Posted by Kelly on August 14th, 2013
Last night I hosted 21 kids and 14 adults for a star party. Even though the sky was filled with puffy cumulus clouds all day, by sunset they began to dissipate, and we had two good hours of viewing before the fog creeped in across the meadow and brought dew to the telescopes. I was able to show them the moon, Saturn with its rings and its moon Titan, the gibbous phase of Venus, the globular cluster M13, two passes of the International Space Station (ISS), and as a bonus we caught a few Perseid meteors. The kids and adults all had a great time and went home with a new experience and more knowledge about space.

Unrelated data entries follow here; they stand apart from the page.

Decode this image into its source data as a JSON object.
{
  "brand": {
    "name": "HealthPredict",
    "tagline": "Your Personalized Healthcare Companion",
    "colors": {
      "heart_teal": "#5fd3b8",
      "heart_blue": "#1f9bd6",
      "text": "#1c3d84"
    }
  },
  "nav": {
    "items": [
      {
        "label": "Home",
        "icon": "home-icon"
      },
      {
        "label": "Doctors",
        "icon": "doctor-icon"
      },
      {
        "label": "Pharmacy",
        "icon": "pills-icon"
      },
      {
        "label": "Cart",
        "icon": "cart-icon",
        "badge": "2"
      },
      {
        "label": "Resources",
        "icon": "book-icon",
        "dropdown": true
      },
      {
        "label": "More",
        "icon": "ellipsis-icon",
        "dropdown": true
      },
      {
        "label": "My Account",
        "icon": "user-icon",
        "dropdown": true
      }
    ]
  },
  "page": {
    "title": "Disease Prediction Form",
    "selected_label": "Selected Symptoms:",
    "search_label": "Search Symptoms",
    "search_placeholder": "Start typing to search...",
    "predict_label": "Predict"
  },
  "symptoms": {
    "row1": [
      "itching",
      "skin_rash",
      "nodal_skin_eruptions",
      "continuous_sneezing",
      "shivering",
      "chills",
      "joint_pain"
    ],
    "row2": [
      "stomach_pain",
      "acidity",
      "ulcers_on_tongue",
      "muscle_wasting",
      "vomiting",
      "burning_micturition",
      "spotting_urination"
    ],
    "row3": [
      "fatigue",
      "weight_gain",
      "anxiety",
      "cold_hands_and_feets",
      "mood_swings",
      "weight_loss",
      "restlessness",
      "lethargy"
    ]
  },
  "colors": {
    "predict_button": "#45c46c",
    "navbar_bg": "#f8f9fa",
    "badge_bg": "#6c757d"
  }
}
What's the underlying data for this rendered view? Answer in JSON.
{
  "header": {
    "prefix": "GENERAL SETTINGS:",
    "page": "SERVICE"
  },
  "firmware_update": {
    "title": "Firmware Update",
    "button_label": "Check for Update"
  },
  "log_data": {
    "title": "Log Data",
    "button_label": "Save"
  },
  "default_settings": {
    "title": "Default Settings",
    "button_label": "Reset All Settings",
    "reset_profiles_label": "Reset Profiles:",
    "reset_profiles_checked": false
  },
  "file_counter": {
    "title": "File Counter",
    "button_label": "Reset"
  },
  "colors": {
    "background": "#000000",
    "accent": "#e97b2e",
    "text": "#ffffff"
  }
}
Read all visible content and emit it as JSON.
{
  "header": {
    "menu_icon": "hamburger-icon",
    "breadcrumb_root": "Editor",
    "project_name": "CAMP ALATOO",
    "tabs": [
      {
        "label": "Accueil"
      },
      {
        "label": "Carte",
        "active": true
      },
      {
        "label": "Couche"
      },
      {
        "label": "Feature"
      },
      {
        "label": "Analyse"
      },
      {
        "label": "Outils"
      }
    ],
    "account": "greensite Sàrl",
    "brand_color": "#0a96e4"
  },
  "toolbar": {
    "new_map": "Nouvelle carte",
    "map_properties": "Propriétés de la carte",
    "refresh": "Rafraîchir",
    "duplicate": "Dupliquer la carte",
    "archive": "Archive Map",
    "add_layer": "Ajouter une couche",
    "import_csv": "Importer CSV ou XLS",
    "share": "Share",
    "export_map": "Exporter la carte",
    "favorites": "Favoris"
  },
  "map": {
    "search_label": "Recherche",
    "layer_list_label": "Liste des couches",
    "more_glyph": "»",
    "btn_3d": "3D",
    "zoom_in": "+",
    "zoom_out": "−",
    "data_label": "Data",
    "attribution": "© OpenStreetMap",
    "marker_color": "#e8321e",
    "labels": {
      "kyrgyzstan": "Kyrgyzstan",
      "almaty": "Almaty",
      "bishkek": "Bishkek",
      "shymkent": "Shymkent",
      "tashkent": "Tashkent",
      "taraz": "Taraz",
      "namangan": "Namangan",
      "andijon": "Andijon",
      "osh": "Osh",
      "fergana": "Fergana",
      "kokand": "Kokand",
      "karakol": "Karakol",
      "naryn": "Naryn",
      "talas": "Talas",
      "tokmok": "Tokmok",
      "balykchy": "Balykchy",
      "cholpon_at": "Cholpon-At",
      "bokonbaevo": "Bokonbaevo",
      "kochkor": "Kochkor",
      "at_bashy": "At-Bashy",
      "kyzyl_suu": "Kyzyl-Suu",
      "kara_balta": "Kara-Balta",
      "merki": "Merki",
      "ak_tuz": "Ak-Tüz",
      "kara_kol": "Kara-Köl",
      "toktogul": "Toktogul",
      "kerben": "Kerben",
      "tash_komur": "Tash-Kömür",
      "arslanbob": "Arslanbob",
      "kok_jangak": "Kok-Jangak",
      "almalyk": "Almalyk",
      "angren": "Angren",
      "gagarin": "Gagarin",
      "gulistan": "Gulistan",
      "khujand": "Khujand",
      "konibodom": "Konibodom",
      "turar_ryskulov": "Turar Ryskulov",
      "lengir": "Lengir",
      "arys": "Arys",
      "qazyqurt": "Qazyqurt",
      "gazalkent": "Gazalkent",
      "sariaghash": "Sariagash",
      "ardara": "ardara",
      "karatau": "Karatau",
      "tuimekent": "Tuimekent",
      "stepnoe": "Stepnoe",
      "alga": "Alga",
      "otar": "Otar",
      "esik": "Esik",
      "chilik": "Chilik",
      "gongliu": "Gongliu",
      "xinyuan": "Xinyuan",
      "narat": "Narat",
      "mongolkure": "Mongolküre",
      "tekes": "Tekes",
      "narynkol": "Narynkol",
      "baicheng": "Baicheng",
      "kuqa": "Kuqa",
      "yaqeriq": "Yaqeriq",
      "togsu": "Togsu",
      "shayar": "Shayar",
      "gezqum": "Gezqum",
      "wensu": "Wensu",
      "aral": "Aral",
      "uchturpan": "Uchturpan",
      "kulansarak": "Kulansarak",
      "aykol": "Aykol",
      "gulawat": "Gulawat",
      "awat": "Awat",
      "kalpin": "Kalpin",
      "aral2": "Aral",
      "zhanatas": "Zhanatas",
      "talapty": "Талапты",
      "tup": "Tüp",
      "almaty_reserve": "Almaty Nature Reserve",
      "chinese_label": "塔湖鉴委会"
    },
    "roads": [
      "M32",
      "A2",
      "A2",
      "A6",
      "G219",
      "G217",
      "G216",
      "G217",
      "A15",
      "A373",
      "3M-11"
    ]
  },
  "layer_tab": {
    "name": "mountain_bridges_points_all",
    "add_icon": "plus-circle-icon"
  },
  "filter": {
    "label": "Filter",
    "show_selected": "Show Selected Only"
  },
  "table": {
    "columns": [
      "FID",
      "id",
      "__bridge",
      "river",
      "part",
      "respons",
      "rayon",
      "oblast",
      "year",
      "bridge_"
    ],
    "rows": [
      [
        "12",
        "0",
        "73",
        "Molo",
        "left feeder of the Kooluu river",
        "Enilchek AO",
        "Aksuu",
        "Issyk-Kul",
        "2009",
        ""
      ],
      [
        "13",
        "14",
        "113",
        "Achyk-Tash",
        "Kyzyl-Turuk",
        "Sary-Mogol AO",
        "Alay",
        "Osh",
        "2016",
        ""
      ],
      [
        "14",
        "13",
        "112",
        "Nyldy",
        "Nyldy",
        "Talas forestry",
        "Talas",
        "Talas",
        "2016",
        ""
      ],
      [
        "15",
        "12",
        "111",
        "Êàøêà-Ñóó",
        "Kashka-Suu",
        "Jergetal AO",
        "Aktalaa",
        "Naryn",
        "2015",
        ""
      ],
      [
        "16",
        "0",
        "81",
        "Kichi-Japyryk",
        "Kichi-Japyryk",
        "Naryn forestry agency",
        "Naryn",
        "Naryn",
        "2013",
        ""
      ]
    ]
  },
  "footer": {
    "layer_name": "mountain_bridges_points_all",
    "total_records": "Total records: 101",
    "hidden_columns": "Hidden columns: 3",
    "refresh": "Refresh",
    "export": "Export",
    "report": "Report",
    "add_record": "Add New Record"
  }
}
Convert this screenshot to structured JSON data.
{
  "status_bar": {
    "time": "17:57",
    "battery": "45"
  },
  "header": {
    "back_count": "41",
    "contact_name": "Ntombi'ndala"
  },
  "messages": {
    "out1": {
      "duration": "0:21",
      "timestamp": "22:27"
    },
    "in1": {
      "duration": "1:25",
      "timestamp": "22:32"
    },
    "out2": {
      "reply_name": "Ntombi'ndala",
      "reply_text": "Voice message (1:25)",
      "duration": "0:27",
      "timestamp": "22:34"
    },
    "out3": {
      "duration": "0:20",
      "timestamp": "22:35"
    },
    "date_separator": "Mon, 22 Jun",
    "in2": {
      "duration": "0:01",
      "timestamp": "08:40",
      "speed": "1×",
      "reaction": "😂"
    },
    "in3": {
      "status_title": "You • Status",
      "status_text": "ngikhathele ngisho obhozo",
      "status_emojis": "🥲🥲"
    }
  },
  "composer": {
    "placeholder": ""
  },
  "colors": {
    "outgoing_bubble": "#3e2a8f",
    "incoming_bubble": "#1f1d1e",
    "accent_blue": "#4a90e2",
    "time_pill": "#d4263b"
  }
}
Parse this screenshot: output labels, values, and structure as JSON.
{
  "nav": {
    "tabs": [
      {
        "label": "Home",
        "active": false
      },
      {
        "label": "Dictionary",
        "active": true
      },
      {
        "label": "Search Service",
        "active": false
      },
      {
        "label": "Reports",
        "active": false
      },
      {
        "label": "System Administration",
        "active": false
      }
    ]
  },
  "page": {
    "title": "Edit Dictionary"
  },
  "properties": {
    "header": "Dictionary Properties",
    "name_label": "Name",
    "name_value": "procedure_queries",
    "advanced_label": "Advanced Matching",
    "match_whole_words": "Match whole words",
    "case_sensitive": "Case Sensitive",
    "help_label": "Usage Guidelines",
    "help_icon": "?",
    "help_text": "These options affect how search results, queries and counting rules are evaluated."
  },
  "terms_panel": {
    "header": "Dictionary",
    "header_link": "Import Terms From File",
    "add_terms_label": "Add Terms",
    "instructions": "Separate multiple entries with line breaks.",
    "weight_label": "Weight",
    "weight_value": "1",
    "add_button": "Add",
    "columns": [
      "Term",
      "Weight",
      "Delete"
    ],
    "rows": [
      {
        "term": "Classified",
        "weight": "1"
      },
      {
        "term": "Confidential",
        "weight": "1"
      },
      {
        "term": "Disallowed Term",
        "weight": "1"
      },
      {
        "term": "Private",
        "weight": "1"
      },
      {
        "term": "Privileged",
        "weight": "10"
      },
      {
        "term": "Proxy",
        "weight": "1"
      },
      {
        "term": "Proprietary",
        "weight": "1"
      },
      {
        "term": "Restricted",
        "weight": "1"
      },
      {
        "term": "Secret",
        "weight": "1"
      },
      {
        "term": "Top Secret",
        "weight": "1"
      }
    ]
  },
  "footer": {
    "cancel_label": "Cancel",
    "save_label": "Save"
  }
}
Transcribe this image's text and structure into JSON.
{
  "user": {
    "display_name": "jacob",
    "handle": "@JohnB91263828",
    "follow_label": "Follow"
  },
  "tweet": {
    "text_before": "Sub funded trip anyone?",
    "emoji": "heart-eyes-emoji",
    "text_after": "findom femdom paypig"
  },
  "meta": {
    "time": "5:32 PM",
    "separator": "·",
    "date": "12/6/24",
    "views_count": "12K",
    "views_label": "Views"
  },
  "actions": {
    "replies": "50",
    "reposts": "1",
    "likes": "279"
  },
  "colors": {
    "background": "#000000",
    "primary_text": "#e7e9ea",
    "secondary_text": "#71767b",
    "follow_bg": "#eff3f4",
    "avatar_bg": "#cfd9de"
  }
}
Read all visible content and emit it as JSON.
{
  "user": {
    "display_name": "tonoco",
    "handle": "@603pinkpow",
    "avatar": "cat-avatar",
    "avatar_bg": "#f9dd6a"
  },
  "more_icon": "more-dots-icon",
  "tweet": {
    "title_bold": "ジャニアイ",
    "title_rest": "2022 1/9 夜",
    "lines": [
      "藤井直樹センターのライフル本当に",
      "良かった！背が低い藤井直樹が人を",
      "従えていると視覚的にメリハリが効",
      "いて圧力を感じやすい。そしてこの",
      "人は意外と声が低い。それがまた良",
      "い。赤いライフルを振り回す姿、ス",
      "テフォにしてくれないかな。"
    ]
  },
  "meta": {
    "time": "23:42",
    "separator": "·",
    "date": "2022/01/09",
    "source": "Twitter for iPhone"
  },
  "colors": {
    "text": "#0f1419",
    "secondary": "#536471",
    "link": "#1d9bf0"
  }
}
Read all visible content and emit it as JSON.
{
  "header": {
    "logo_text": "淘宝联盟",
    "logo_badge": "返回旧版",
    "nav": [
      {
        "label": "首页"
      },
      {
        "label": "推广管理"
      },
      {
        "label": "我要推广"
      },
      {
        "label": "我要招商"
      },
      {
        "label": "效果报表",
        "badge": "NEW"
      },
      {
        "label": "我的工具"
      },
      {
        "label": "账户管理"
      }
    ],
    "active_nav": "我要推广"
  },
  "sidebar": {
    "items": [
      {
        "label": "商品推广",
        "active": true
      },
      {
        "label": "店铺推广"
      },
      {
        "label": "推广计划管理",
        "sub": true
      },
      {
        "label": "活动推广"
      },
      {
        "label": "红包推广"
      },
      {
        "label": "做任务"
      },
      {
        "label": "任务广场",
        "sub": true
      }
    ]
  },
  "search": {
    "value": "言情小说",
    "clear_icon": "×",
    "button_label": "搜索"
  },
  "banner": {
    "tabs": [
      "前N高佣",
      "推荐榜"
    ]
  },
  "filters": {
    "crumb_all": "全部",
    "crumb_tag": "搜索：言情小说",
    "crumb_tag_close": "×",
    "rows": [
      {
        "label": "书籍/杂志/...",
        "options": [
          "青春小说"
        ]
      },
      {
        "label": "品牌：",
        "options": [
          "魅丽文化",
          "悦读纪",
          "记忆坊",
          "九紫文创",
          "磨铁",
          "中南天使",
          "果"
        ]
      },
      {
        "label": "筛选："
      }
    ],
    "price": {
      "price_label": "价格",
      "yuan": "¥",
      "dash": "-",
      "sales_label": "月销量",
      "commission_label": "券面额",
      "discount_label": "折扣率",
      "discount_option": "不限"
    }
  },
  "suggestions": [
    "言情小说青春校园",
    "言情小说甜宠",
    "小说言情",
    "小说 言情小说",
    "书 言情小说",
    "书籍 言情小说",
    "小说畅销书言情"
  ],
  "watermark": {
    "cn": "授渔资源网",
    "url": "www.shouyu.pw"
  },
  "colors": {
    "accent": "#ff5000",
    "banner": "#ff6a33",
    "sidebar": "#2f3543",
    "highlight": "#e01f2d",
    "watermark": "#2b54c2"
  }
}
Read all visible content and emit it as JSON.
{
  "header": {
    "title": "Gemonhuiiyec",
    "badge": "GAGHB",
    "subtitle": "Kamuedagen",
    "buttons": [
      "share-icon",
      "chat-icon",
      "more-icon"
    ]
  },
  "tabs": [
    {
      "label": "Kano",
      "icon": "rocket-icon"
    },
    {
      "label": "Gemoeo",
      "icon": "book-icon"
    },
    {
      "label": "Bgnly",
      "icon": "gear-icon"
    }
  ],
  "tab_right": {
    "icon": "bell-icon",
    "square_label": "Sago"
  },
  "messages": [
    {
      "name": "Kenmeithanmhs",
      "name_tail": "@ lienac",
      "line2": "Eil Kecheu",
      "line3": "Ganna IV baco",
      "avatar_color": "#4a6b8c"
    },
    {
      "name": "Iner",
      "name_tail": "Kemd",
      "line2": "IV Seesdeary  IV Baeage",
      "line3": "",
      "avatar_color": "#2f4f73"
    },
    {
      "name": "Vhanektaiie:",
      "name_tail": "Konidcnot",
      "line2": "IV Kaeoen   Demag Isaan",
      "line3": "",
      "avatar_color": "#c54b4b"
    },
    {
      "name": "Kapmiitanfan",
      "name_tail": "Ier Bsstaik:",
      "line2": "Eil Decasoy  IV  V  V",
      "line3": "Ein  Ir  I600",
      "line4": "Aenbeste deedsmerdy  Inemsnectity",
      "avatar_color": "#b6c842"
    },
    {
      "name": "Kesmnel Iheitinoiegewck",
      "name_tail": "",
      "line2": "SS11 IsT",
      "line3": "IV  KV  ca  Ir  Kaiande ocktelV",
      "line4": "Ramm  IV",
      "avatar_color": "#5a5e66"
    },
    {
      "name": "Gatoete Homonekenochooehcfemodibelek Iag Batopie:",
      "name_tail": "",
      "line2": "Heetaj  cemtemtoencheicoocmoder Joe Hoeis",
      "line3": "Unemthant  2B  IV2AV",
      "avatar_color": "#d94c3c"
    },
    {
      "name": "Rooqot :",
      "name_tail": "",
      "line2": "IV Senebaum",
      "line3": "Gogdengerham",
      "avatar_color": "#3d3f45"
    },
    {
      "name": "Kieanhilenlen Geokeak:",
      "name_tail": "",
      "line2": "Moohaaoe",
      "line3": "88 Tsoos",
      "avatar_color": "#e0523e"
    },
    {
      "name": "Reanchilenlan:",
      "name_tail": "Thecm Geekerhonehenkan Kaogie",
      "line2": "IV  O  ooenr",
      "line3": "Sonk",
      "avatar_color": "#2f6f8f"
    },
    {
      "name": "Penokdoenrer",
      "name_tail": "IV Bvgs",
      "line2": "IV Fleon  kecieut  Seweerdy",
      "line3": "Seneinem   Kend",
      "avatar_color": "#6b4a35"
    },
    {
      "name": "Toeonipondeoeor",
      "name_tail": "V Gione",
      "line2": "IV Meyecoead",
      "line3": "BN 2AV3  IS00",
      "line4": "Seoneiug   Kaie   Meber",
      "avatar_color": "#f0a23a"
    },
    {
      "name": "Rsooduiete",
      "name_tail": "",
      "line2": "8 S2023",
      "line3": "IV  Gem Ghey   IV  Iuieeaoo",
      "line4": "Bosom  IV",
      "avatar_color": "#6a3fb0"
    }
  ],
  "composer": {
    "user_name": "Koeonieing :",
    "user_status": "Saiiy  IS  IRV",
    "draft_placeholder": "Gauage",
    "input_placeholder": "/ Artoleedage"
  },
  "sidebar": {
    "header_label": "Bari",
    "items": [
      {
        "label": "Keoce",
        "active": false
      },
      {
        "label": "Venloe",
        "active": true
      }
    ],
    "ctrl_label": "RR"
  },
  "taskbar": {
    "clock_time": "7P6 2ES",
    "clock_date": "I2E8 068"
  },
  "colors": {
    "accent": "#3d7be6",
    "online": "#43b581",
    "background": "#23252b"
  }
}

If you want to host your own star party, here are a few tips:
• Pick the right night. Summer is better for temperature reasons and because kids don’t have school in the morning, although other seasons work well because it gets dark earlier. I prefer a night a few days after new moon so that the moon is still up after sunset for an hour or two, giving you get lots of observing. Full moon is not a good time to look at the moon because you won’t see any graphic relief, and the nights after full phase the moon rises later and later so you’ll have to stay up late just to see it. It’s also great if there’s either Jupiter or Saturn in the sky (crowd favorites) and a bonus event like a meteor shower or even a comet (maybe ISON this November?).
• Let the kids do what they want. They’ll be excited just to be outside when it’s dark and with all their friends or neighbors, so let them run around and play hide and seek or jump on the trampoline or play on the hammock in the backyard while you’re in the front driveway. When you have the object you want in the telescope’s eyepiece, then call them back to take a peek before letting them run again. Forcing them to cluster around you and wait will drive them, and therefore you, crazy.
• Limit the light. If the kids want to play flashlight tag, make sure it’s on the opposite side of the house from where you’re observing. Turn off your outdoor lights and see if your neighbors will turn theirs off too. We began at 8 pm when the sun set and chatted until it got dark enough to see our first objects (Venus and the Moon) and by the end we were able to look overhead and easily see the dusty strip of the Milky Way.
• Know that the kids will bump the telescope. It doesn’t matter how many times you ask them not to touch it. It’s going to happen. Not a big deal. For the youngest ones you may even want to hold the telescope in position as much as you can so that when it does get bumped, it doesn’t veer wildly off course and take you a long time to find the object again. You’ll have to constantly readjust the scope as your target drifts out of the eyepiece anyway, so think of kids jostling the telescope as just a part of the realigning process.
• Take some time to look without optical aid. Most people don’t have a telescope at home, so while they leave with memories of Saturn looking “like it’s not even real,” they can also leave with knowledge of how to find constellations themselves. Easy ones to point out are the Big Dipper (Ursa Major) and how it leads to the Little Dipper in the front and arcs to Arcturus in Bootes and down to Spica in Virgo. For summer, have them look up and find Vega and then the other two points in the summer triangle. In the northeastern sky show them the distinctive W shape of Cassiopeia. If it’s really dark, show them the constellation that snakes in between the Big and Little Dipppers known as Draco, a name they may be familiar with from the Harry Potter series.
• Check for times of local passes of the ISS and satellites. Go to heavens-above.com and put in your location and then see what will be in the sky during your observing window. We had two passes of the ISS, which none of my guests had ever seen before. Then fill them in with some background info about how many people are up there (6 currently) and where they are from (3 Russians, 2 Americans, 1 Italian), how long they stay onboard at a stretch (usually 6 months but sometimes a year), how high up they fly (200 miles vs. 6 miles up in a plane), and why we can see the ISS for a couple hours after dark and before sunrise but not in the middle of the night even though it’s still there (because it’s high enough to still reflect the sun’s rays around sunset/sunrise). Other fun objects to look for: Iridium flares, the Hubble Space Telescope, and servicing missions to the ISS.
Good luck with your star party, and clear skies!